The Marine Conservation Science Institute (MCSI) is a nonprofit 501(c)(3) organization founded on the belief that focused research can make a difference in how we view and manage our marine resources. MCSI is committed to promoting important issues in marine biology and fisheries, and is currently involved in research projects around the globe dedicated to protecting and conserving marine resources.
President/ Executive Director
Beginning his career as a coral reef fish expert, Michael has dedicated his professional life to studying marine ecology and fish behavior. After completing post-doctorate work studying tropical groupers and snappers through a grant from the Caribbean Marine Research Center, he accepted a position as the leader of the California Department of Fish and Game’s Marine Sport Research Project. In 1996 Michael chose to leave government employment and began a successful career in the nonprofit marine research sector. Since that time he has helped found the Pfleger Institute of Environmental Research where he served as President for 11 years, the Society for the Conservation of Reef Fish Aggregations, and most recently the Marine Conservation Science Institute. Michael’s professional interests are diverse. He is renowned for his work with pelagic fishes (particularly billfish), white sharks, California coastal fishes and coral reef fishes. He has been a leader in the field of electronic tagging and enjoys working on both the engineering as well as the biological aspects of this field. On a personal level, he is married to a talented jewelry designer (www.amygracejewelry.com) and enjoys ocean activities like diving, surfing and fishing, but he also has a passion for birds. Michael is also a skilled airplane and boat pilot, having navigated both types of craft over very long distances.

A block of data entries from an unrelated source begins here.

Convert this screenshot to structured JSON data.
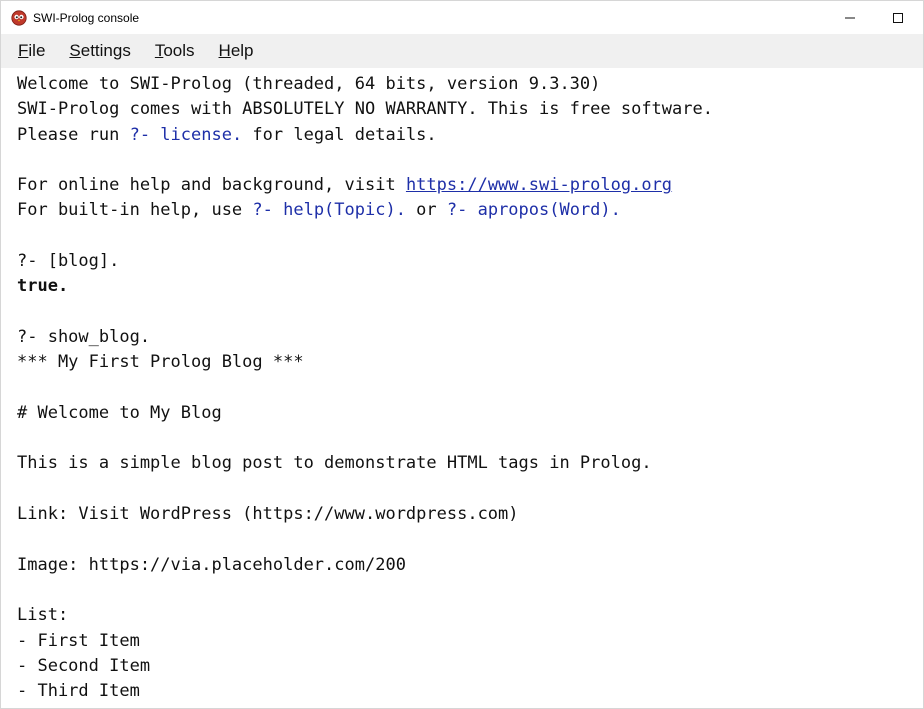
{
  "window": {
    "title": "SWI-Prolog console",
    "icon": "swi-prolog-owl-icon",
    "controls": [
      "minimize",
      "maximize"
    ]
  },
  "menu": {
    "file": {
      "mnemonic": "F",
      "rest": "ile"
    },
    "settings": {
      "mnemonic": "S",
      "rest": "ettings"
    },
    "tools": {
      "mnemonic": "T",
      "rest": "ools"
    },
    "help": {
      "mnemonic": "H",
      "rest": "elp"
    }
  },
  "console": {
    "welcome": "Welcome to SWI-Prolog (threaded, 64 bits, version 9.3.30)",
    "warranty": "SWI-Prolog comes with ABSOLUTELY NO WARRANTY. This is free software.",
    "license": {
      "pre": "Please run ",
      "query": "?- license.",
      "post": " for legal details."
    },
    "online_help": {
      "pre": "For online help and background, visit ",
      "url": "https://www.swi-prolog.org"
    },
    "builtin_help": {
      "pre": "For built-in help, use ",
      "q1": "?- help(Topic).",
      "mid": " or ",
      "q2": "?- apropos(Word)."
    },
    "query1": "?- [blog].",
    "result1": "true.",
    "query2": "?- show_blog.",
    "out_title": "*** My First Prolog Blog ***",
    "out_heading": "# Welcome to My Blog",
    "out_para": "This is a simple blog post to demonstrate HTML tags in Prolog.",
    "out_link": "Link: Visit WordPress (https://www.wordpress.com)",
    "out_image": "Image: https://via.placeholder.com/200",
    "out_list_label": "List:",
    "out_list_items": [
      "- First Item",
      "- Second Item",
      "- Third Item"
    ]
  },
  "colors": {
    "query_blue": "#1e2fa8",
    "menubar_bg": "#f0f0f0"
  }
}
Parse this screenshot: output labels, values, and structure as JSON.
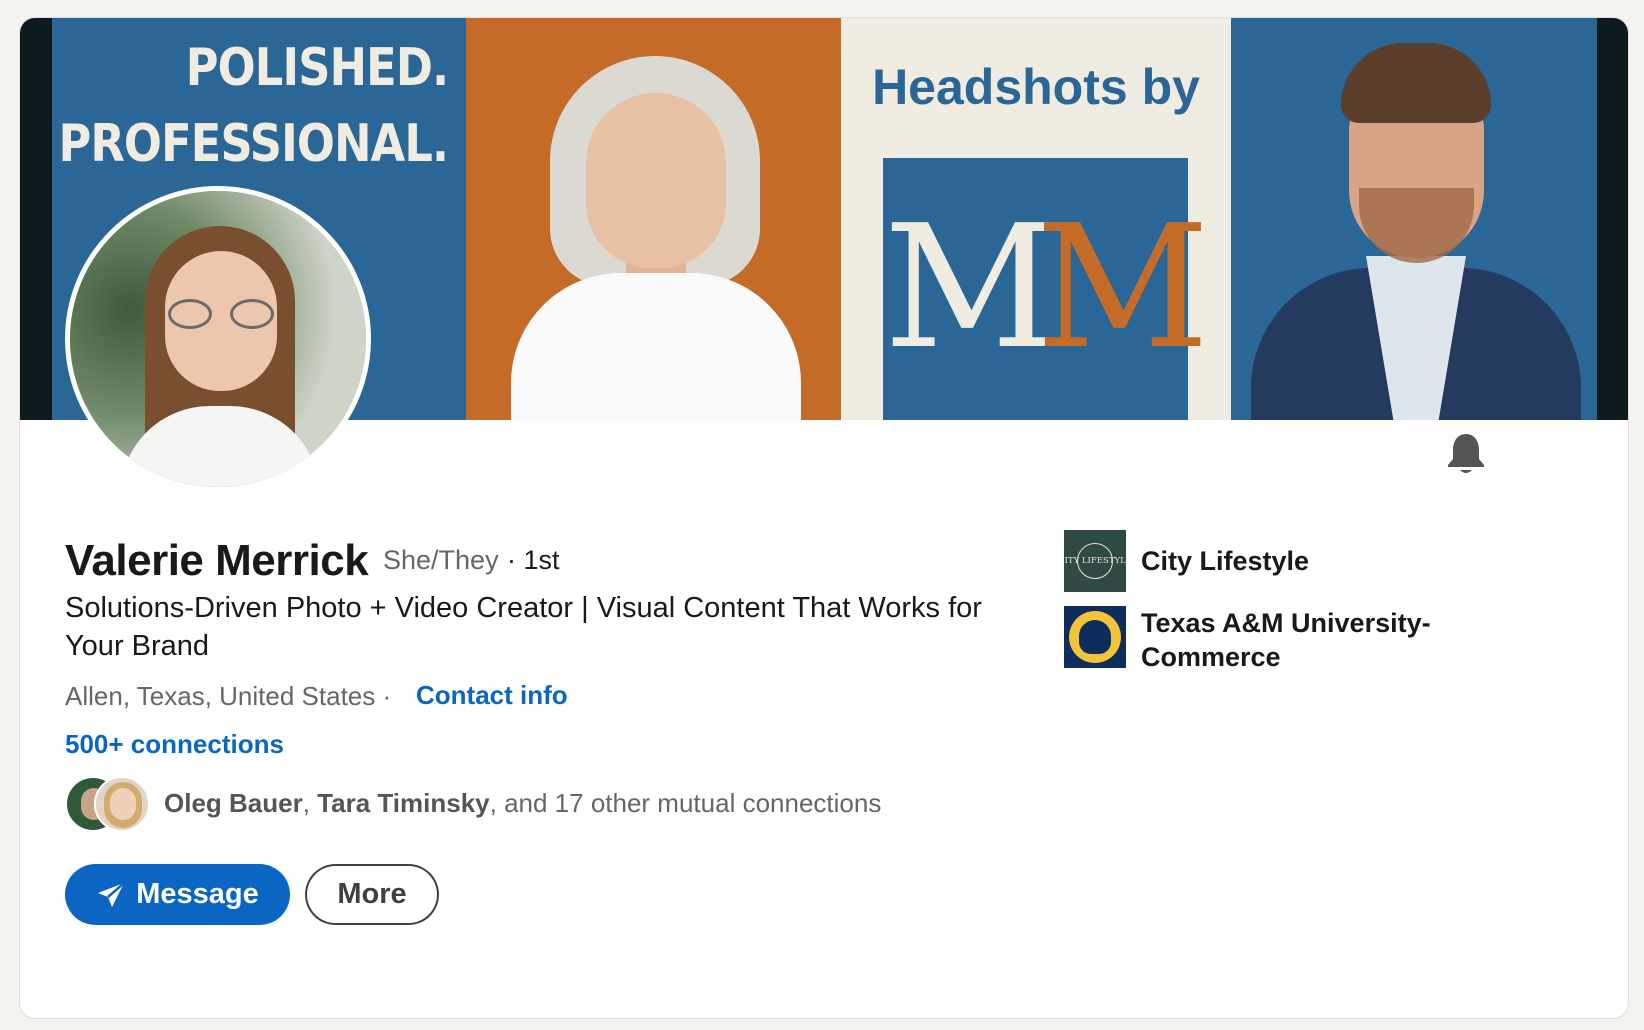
{
  "banner": {
    "tagline_line1": "POLISHED.",
    "tagline_line2": "PROFESSIONAL.",
    "headshots_text": "Headshots by",
    "logo_letters": [
      "M",
      "M"
    ],
    "colors": {
      "blue": "#2a6796",
      "orange": "#c36b27",
      "cream": "#f1ece1"
    }
  },
  "profile": {
    "name": "Valerie Merrick",
    "pronouns": "She/They",
    "degree": "· 1st",
    "headline": "Solutions-Driven Photo + Video Creator | Visual Content That Works for Your Brand",
    "location": "Allen, Texas, United States ·",
    "contact_info": "Contact info",
    "connections": "500+ connections"
  },
  "mutual": {
    "person1": "Oleg Bauer",
    "separator": ", ",
    "person2": "Tara Timinsky",
    "suffix": ", and 17 other mutual connections"
  },
  "actions": {
    "message_label": "Message",
    "more_label": "More"
  },
  "organizations": [
    {
      "name": "City Lifestyle",
      "logo_text": "CITY LIFESTYLE"
    },
    {
      "name": "Texas A&M University-Commerce"
    }
  ],
  "icons": {
    "bell": "bell-icon",
    "send": "paper-plane-icon"
  },
  "accent_color": "#0a66c2"
}
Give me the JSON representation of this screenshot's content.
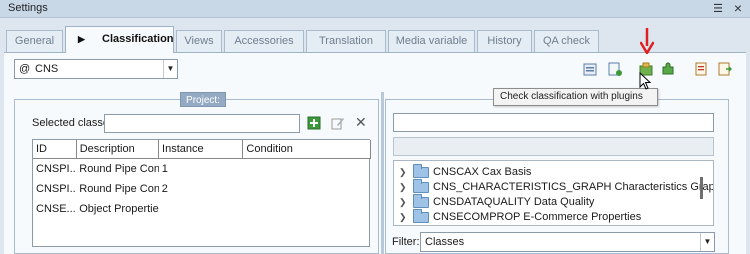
{
  "window": {
    "title": "Settings"
  },
  "tabs": [
    "General",
    "Classification",
    "Views",
    "Accessories",
    "Translation",
    "Media variable",
    "History",
    "QA check"
  ],
  "active_tab": "Classification",
  "classification_combo": {
    "prefix": "@",
    "value": "CNS"
  },
  "toolbar_icons": [
    "export-icon",
    "add-document-icon",
    "check-plugins-icon",
    "puzzle-icon",
    "edit-list-icon",
    "export-list-icon"
  ],
  "tooltip": "Check classification with plugins",
  "project": {
    "label": "Project:",
    "selected_classes_label": "Selected classes",
    "selected_classes_value": "",
    "columns": [
      "ID",
      "Description",
      "Instance",
      "Condition"
    ],
    "rows": [
      {
        "id": "CNSPI...",
        "description": "Round Pipe Con...",
        "instance": "1",
        "condition": ""
      },
      {
        "id": "CNSPI...",
        "description": "Round Pipe Con...",
        "instance": "2",
        "condition": ""
      },
      {
        "id": "CNSE...",
        "description": "Object Properties",
        "instance": "",
        "condition": ""
      }
    ]
  },
  "classes_tree": [
    "CNSCAX Cax Basis",
    "CNS_CHARACTERISTICS_GRAPH Characteristics Graph",
    "CNSDATAQUALITY Data Quality",
    "CNSECOMPROP E-Commerce Properties"
  ],
  "filter": {
    "label": "Filter:",
    "value": "Classes"
  },
  "colors": {
    "accent": "#94aac3",
    "arrow": "#e02020",
    "folder": "#9ec3e6",
    "add_green": "#3a9a3a"
  }
}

Nicole Nasby Lucas
Nicole grew up around water near lakes in Minnesota, but was always drawn to the ocean. She got her open water SCUBA diving certification in the cold cloudy mining lakes of northern Minnesota, but quickly put those skills to use in the warm clear Caribbean waters while studying in the Turks and Caicos Islands, followed by working at a dive resort in Honduras. She pursued a graduate degree in marine resource management from Oregon State University and performed a groundfish habitat evaluation by integrating high-resolution sonar images with submersible transect observation data. She has also worked with the NMFS protected resources division, and was a Research Biologist with the Pfleger Institute of Environmental Research working with satellite tagging and acoustic tagging technologies to study marlin, white sharks, bluefin tuna, swordfish, manta rays, black sea bass, and white seabass. She is interested in the behavior, migration and habitat use of marine fishes and sharks as well as the management and conservation of marine life and their habitats.
The Marine Conservation Science Institute would not exist without the forward thinking and generous support of the Offield Family Foundation, the George T. Pfleger Foundation, and the Guy Harvey Ocean Foundation.